If you find a company that lets you sell product, they can be good to work with. Pampered Chef, Avon, Partylite, among dozens and dozens of others from craft supplies to clothing to food to home decor. Google “direct sales” and you’ll find the names of them. Then google more until you get some good references for the company. Most of them you will never make an income that equals going out and working 9 to 5 in a cubicle, but it’s good suplimental income or SAHParent income. Most of them work with the home party model. You need to be good in sales, able to make people want your product without being pushy. I would consider a company like this if I was any good at sales and had a good circle of friends who could help me get started.

I’ve been burned by two large MLM companies and I can only be greatful we only lost a couple of hundred each time and we never put crap on our credit card for it. Never again will I be that stupid.

IIRC, Herbalife has kind of a shady past. The founder spent time in prison connected with meth manufacturing and, when, he got out, proceeded to do essentially the same thing legally with ephedra.

Also avoid any that establish geographic “non-competition” regions. My wife got into one MLM (largely so that she could buy the products at dealer prices rather than customer prices, and not necessarily to make more money), only to later discover that the sellers were fiercely territorial.

Those higher up on the MLM chain didn’t care whether there were too many sellers in any given region, it was just up to the sellers to figure out whose toes they were stepping on. After all, it’s in the upper-ups’ best interests to overstuff the market, which earns more money for them. Territory data was not easy to discover, either. The kicker was, that the seller ran the risk of having to pay fines, or even losing their license to sell stuff, if the corporate HQ got complaints that the seller was in someone else’s territory or even selling to another seller’s customer, even if the customer willingly changed sellers.

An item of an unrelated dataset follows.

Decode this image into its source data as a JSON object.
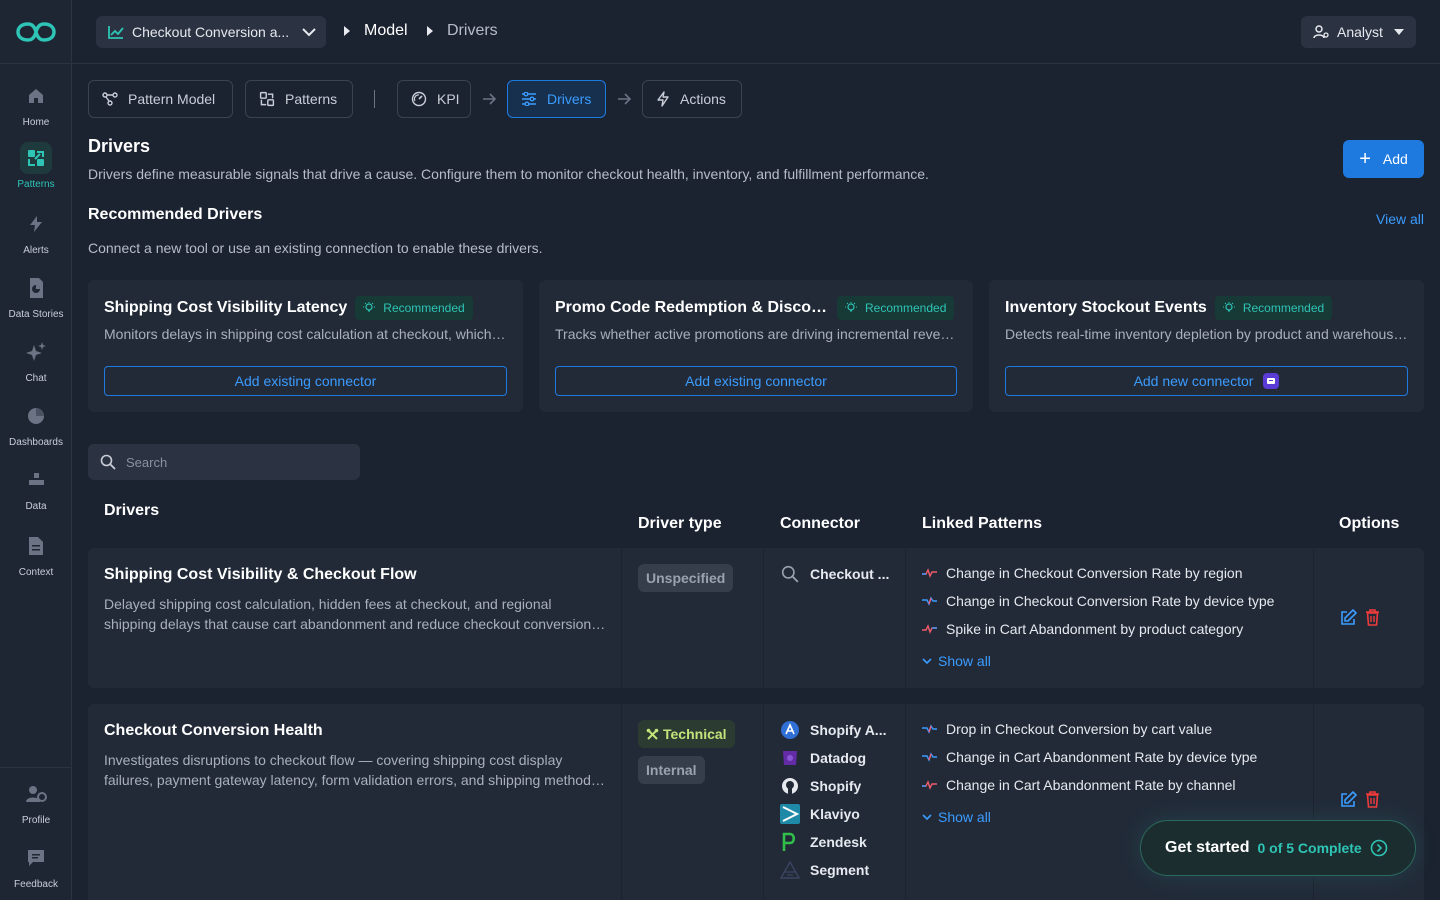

My wife also couldn’t sell over the internet, and we had to be extra careful what information was (or, specifically, wasn’t) included in her website, for fear that HQ would find basis to accuse her of wrongful advertisement. (Example: you couldn’t use the company logo, or the company name, in any of the websites, even if you give full attributation. We broke that rule, but haven’t been called on it yet. Even if you want to give more sales-oriented information, like party times or contact info, it had to be protected with a password that only our current customers had. We broke that rule too. Yeah, like we’re really going to be inclined to follow rules set down by a group of ethically-challenged and greedy Utah soccer moms. Bite us, MLM overlords!)

My wife still has her license to sell, but it’s strictly so that she can buy materials that she wants to. As soon as her spending drops below the lower limits, they’ll likely drop her like a hot potato. After all, the only reason the MLM exists is to funnel the seller’s money upwards.

Make no mistake, the terms the MLMs use are quite often stacked well in favor of the corporation, at the expense of their sellers.

My stepmonster was in Amway. Another way they got money out of her was to sell her motivational tapes. This was 25+ years ago and she was paying about $5.00 for cassette tapes. She must have had several hundred of these.